The Color of Wood, Tom Collier’s latest studio album, is an impressive new offering from the veteran percussionist.  It is a presentation that will appeal just as much to percussionists as it will to any music lover in general.  That is evidenced in part through its featured musical arrangements.  The arrangements are diverse in their sound and style.  The control that Collier shows throughout the album is impressive to say the very least, adding to the songs’ appeal.  As much as the album’s main content does to make it appealing, the lack of any background on the songs in the liner notes detracts from the record’s presentation.  It is not enough to doom the album, but still does take away from the overall listening experience.  The songs’ production works with the arrangements to put one more accent to the presentation, as it brings out the best in each composition.  When the production and arrangements are considered together, the aesthetic that they collectively create is just enough to make the album that much more worth hearing time and again.  That is even with the lack of liner notes in mind.  Each item examined is important in its own way to the whole of the album’s presentation.  All things considered the album proves itself to be one of the year’s top new albums overall.

The Color of Wood is available now through Summit Records.  More information on the album is available along with all of Tom Collier’s latest news at https://tomcolliervibes.com

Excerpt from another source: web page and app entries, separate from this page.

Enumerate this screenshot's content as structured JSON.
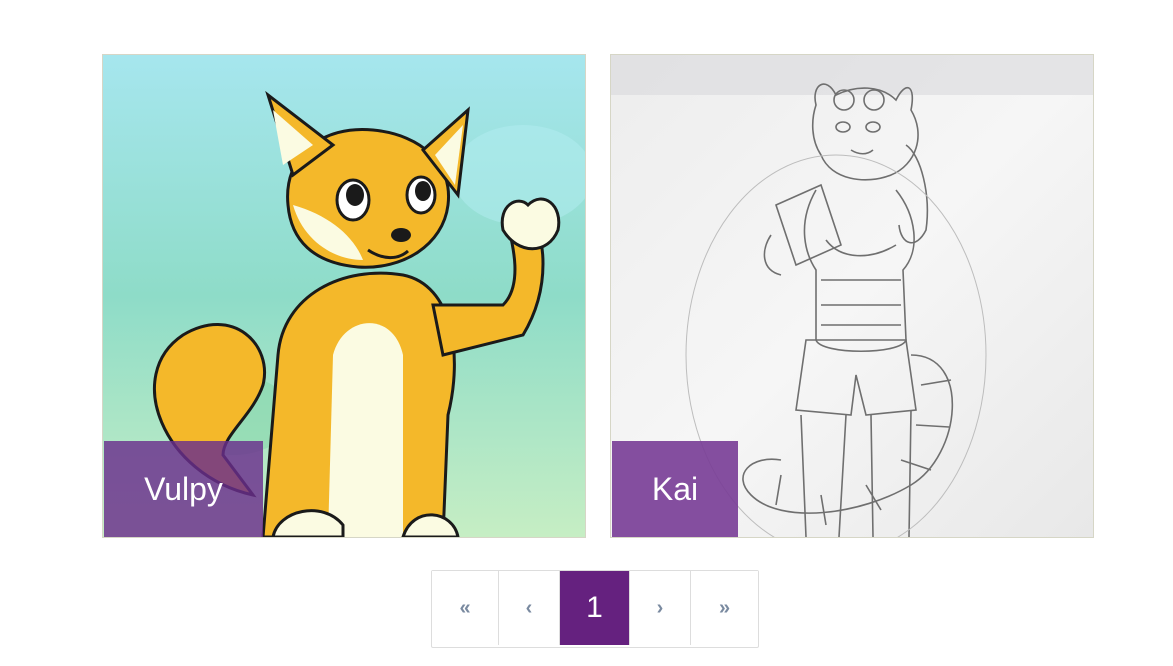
{
  "gallery": {
    "items": [
      {
        "name": "Vulpy",
        "image_icon": "fox-character-drawing"
      },
      {
        "name": "Kai",
        "image_icon": "red-panda-pencil-sketch"
      }
    ]
  },
  "pagination": {
    "first": "«",
    "prev": "‹",
    "current": "1",
    "next": "›",
    "last": "»"
  },
  "colors": {
    "accent": "#65217f",
    "tag_overlay": "#6a2e8c"
  }
}
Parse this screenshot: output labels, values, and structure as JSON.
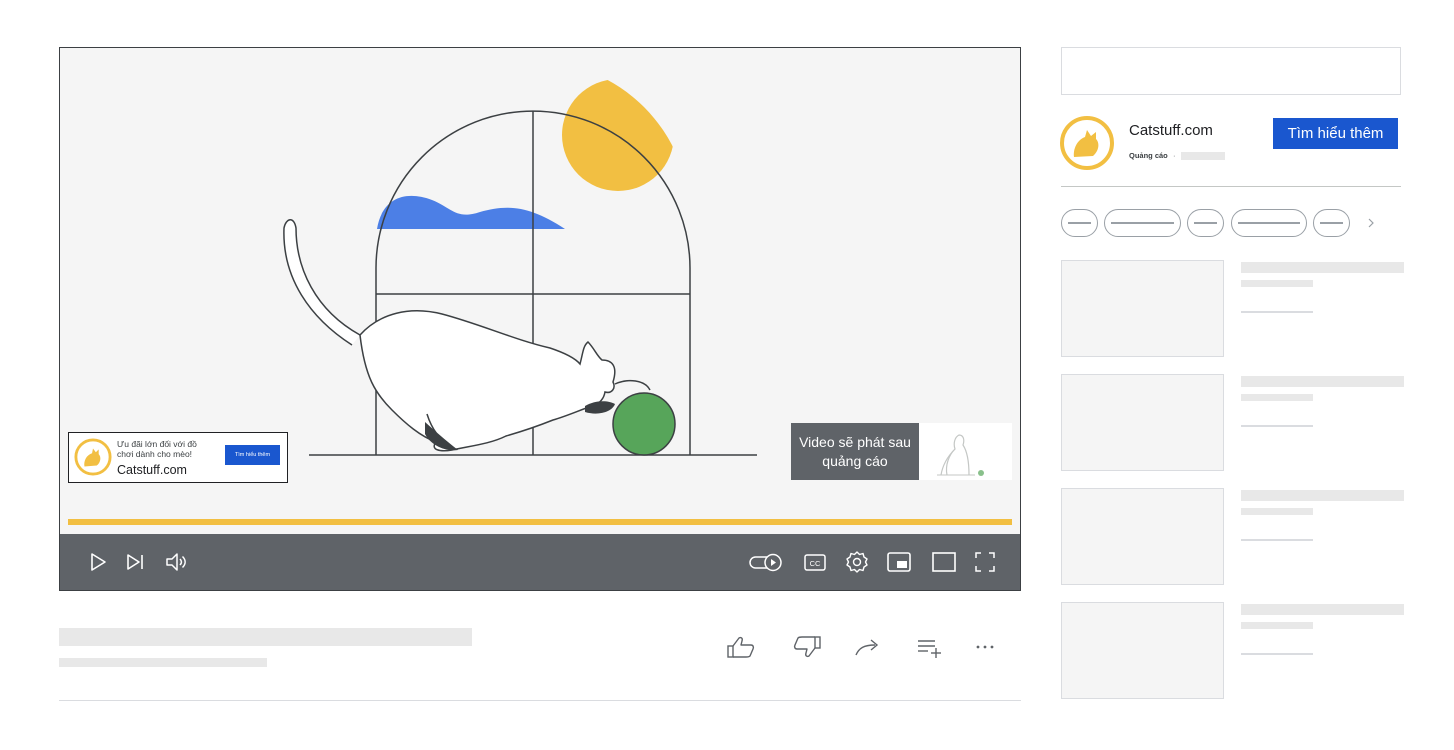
{
  "player": {
    "overlay_ad": {
      "line1": "Ưu đãi lớn đối với đồ",
      "line2": "chơi dành cho mèo!",
      "brand": "Catstuff.com",
      "cta_label": "Tìm hiểu thêm"
    },
    "after_ad_text": "Video sẽ phát sau quảng cáo",
    "progress_fraction": 1.0,
    "progress_color": "#f2bf42",
    "controls": {
      "left": [
        "play-icon",
        "next-icon",
        "volume-icon"
      ],
      "right": [
        "autoplay-toggle-icon",
        "captions-icon",
        "settings-icon",
        "miniplayer-icon",
        "theater-mode-icon",
        "fullscreen-icon"
      ],
      "captions_label": "CC"
    }
  },
  "actions": [
    "like-icon",
    "dislike-icon",
    "share-icon",
    "save-to-playlist-icon",
    "more-icon"
  ],
  "sidebar": {
    "ad": {
      "brand": "Catstuff.com",
      "label": "Quảng cáo",
      "separator": "·",
      "cta_label": "Tìm hiểu thêm"
    },
    "chips_count": 5,
    "related_count": 4
  },
  "colors": {
    "brand_blue": "#1a57cf",
    "control_bar": "#5f6368",
    "sun_yellow": "#f2bf42",
    "cloud_blue": "#4c7fe6",
    "ball_green": "#57a55a"
  }
}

To keep up with the latest entertainment reviews and news, go online to https://www.facebook.com/philspicks and “Like” it.  Fans can always keep up with the latest entertainment reviews and news in the Phil’s Picks blog at https://philspicks.wordpress.com